_Your task:_ Each line of the data below that contains "size" must be copied.

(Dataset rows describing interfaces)
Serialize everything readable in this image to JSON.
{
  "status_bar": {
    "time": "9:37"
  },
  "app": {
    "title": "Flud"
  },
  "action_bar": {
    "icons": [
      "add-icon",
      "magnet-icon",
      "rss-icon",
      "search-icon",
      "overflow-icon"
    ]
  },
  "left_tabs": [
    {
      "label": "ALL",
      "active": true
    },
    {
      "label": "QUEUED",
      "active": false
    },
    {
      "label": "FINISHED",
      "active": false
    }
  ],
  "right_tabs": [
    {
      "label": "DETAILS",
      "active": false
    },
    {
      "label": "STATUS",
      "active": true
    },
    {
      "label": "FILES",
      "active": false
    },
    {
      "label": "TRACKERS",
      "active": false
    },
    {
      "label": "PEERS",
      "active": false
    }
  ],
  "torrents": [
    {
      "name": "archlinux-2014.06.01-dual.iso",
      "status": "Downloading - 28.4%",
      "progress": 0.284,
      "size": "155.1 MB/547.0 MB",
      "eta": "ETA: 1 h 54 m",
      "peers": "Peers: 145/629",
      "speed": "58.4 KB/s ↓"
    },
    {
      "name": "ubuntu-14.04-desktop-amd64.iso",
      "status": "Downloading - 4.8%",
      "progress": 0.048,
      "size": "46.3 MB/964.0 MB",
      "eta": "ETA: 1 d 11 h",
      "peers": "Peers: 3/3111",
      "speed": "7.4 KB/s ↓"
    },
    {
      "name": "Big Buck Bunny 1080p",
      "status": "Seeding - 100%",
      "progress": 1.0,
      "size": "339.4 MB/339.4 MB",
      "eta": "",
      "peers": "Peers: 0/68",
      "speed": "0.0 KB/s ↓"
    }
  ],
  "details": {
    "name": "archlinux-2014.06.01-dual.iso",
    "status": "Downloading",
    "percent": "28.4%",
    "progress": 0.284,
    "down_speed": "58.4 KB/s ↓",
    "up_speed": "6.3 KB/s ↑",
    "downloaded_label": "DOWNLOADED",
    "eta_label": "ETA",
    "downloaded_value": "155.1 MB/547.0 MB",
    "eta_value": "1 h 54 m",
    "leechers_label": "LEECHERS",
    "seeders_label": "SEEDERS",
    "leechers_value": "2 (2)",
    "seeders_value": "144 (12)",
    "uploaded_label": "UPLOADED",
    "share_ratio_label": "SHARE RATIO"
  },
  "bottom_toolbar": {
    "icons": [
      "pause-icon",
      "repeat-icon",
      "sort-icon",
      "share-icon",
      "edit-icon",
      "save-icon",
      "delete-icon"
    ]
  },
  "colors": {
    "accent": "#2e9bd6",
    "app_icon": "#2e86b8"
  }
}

_Your solution:_
      "size": "155.1 MB/547.0 MB",
      "size": "46.3 MB/964.0 MB",
      "size": "339.4 MB/339.4 MB",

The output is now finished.